Beethoven Symphony No. 5: at Koerner Hall. Kent Nagano (Orchestre symphonique de Montréal), directs the Tafelmusik Baroque Orchestra in Beethoven’s revolutionary Symphony No. 5, later joined by the Tafelmusik Chamber Choir for Beethoven’s lyrical and joyous Mass in C Major, with Nathalie Paulin, soprano; Laura Pudwell, mezzo-soprano; Lawrence Wiliford, tenor; Sumner Thompson, baritone (Jan 22 to 25). A pair of tickets for Annie Odom
Acis and Galatea: Toronto Masque Theatre in the candle-lit Enoch Turner Schoolhouse . A perfect love, a spurned giant, an enduring memorial by George Frideric Handel. Featuring tenor Lawrence Wiliford as Acis, soprano Teri Dunn as Galatea, baritone Peter McGillivray as Polyphemus and tenor Graham Thomson as Damon. A period ensemble is led by Larry Beckwith (violin 1), with chorus (Schola Cantorum, Faculty of Music U of T) directed by Daniel Taylor. (Jan 15 to17) A pair of tickets for Anne-Maria Pennanen
Ash Roses (Centrediscs 2014) This inaugural CD release by the Canadian Art Song Project (CASP) celebrates Canadian composer Derek Holman and a 20-year prolific period of writing art songs. The featured artists are also known for their dedication to song and chamber repertoire: tenor Lawrence Wiliford, soprano Mireille Asselin, pianist Liz Upchurch and harpist Sanya Eng perform works all previously unrecorded. A copy for you, Sabrina Keyes!

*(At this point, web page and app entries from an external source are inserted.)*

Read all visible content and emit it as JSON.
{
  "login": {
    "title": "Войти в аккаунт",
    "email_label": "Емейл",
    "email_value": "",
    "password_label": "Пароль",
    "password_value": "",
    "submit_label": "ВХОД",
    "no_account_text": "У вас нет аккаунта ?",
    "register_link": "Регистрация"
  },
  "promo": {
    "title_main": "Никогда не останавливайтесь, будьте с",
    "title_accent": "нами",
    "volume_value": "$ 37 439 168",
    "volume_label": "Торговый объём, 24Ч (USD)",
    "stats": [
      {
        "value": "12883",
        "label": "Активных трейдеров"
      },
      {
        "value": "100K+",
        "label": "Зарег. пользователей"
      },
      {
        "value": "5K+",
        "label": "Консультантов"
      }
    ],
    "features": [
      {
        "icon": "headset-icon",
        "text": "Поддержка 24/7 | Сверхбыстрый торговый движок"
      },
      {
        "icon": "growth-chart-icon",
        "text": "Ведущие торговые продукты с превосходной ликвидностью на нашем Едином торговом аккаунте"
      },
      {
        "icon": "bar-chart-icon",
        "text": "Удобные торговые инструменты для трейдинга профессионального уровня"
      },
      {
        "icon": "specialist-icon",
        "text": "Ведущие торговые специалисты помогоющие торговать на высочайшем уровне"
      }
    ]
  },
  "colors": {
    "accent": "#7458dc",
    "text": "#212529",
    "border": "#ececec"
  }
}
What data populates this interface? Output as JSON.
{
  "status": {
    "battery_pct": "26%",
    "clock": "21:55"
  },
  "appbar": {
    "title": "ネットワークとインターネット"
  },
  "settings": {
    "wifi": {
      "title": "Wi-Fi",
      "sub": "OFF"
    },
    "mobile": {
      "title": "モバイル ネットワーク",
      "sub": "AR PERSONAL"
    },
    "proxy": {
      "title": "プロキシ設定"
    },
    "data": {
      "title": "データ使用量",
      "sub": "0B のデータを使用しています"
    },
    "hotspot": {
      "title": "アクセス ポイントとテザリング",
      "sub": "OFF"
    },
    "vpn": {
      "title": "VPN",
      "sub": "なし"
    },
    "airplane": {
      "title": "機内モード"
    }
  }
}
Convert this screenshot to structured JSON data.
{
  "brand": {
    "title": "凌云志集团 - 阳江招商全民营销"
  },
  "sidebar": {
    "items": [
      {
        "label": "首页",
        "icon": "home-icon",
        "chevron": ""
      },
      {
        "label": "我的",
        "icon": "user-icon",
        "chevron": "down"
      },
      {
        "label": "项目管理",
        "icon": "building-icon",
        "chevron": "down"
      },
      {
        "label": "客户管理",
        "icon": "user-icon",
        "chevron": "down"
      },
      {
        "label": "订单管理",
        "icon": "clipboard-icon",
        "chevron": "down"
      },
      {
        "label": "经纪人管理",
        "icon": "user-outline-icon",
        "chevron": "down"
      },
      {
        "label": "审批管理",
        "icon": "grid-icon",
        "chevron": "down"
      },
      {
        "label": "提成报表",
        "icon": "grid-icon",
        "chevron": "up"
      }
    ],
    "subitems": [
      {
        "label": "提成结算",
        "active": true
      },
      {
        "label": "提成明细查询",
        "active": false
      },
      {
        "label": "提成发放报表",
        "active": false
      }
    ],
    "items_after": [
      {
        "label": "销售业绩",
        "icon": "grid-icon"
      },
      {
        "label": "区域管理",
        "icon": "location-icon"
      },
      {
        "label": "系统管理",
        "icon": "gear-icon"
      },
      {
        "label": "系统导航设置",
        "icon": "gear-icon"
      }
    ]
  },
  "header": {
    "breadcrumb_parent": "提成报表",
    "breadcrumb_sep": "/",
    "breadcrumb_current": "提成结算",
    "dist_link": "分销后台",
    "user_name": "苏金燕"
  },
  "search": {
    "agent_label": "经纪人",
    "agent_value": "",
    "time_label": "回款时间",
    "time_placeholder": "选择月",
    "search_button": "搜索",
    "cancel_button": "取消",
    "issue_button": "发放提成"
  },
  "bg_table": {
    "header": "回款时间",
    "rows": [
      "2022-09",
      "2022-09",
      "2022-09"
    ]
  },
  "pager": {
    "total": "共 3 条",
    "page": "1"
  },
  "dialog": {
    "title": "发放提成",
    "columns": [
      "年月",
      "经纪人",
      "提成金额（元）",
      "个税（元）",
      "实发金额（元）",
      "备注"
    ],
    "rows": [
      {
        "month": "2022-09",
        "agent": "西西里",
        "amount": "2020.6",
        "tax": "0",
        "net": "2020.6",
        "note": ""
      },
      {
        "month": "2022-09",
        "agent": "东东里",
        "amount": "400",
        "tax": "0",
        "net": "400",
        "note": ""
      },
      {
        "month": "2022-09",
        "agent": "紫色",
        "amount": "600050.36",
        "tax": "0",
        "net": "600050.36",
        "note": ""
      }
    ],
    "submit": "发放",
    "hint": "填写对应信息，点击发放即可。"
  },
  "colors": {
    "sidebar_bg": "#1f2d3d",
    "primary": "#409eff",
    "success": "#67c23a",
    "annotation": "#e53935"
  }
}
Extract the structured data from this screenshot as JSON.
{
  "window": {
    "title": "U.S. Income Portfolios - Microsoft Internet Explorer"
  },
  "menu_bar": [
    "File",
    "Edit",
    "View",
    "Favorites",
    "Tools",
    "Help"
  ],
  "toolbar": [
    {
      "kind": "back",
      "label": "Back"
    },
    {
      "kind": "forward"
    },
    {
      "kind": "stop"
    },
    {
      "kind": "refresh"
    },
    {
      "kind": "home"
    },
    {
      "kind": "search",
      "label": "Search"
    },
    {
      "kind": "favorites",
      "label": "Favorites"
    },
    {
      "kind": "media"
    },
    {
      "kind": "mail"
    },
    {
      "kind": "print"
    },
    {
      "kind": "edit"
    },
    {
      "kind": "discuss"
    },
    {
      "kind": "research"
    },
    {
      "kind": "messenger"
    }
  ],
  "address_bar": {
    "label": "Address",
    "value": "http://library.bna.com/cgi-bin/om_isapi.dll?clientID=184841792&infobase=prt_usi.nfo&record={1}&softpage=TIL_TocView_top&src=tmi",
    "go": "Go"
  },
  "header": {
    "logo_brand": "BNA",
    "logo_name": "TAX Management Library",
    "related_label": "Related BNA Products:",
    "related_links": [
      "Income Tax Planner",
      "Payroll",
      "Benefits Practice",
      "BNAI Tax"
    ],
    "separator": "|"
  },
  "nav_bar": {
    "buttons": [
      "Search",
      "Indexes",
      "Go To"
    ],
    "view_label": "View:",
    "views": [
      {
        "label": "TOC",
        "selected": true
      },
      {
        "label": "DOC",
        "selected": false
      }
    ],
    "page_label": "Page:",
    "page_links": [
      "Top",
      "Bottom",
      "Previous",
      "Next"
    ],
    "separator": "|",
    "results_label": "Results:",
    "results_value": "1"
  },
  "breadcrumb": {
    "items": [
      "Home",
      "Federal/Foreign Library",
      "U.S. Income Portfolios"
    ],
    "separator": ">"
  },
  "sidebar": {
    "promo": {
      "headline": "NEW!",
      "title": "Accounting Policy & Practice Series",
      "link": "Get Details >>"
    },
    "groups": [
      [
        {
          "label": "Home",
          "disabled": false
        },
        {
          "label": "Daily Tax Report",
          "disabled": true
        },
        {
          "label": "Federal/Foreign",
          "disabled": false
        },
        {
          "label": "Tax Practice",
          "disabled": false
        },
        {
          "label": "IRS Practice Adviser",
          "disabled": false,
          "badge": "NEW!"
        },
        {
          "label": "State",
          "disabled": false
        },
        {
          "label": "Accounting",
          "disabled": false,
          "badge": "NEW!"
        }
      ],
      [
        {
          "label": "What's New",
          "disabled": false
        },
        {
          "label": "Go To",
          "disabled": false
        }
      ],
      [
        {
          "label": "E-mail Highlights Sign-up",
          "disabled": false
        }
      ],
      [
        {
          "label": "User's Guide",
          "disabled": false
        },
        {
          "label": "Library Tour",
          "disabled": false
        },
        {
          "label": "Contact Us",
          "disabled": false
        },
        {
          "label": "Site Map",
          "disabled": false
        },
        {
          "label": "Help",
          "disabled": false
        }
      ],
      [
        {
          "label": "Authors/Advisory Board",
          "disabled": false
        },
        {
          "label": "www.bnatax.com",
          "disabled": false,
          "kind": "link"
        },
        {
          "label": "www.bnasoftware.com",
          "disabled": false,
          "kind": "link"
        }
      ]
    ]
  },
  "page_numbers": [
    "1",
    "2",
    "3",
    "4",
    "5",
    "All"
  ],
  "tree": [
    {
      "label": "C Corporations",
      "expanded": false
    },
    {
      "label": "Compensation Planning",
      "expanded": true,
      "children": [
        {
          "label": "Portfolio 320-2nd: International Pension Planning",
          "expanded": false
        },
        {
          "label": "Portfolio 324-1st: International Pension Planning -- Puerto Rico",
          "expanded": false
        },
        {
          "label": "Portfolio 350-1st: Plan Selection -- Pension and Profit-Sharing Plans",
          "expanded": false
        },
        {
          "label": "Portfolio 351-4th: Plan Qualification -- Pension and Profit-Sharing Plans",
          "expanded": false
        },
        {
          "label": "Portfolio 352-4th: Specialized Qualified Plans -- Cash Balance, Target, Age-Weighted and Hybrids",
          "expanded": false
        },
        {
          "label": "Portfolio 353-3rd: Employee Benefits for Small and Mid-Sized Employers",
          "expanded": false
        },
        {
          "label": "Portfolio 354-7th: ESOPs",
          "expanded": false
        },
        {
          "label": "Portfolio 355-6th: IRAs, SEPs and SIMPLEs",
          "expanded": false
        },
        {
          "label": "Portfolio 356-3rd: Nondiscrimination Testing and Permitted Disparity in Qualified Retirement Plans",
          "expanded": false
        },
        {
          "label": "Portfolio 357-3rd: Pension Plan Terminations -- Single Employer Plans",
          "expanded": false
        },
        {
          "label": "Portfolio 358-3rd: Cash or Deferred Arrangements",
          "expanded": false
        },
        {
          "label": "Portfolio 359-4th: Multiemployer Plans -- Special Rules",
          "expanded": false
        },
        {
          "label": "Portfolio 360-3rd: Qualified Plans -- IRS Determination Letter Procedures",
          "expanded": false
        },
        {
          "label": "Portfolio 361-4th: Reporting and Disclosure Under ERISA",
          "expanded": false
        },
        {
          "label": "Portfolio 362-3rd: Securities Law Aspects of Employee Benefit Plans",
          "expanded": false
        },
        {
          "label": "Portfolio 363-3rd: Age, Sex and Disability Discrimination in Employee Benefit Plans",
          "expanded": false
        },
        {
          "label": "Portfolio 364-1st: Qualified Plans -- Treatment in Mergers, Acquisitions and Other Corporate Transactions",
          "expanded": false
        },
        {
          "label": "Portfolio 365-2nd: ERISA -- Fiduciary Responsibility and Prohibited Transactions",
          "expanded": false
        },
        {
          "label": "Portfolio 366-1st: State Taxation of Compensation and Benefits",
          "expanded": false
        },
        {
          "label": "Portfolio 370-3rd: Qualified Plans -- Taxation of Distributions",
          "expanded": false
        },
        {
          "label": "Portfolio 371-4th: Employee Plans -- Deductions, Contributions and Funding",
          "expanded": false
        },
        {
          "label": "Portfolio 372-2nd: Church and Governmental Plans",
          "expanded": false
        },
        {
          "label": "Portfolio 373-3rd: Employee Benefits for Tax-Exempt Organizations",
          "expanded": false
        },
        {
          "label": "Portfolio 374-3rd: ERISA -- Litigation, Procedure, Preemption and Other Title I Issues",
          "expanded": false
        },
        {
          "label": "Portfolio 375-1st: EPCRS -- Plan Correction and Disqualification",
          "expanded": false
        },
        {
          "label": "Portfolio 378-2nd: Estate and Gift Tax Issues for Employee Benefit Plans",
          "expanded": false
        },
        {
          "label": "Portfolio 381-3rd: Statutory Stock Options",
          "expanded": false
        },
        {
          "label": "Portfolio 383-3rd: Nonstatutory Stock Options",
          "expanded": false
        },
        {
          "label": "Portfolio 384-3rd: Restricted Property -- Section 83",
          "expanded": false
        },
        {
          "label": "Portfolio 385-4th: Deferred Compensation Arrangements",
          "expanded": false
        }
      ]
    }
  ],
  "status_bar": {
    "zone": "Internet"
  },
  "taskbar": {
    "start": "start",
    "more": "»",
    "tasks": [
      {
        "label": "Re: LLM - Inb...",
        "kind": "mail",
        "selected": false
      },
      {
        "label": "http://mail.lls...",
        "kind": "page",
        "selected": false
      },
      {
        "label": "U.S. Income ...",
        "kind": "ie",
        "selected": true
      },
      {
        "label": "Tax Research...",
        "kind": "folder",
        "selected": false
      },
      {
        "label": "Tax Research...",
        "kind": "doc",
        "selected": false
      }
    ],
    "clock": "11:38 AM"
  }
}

Music’s Children gratefully acknowledges Lawrence & Terry Sue, Teri, Alison, Juliet, and John.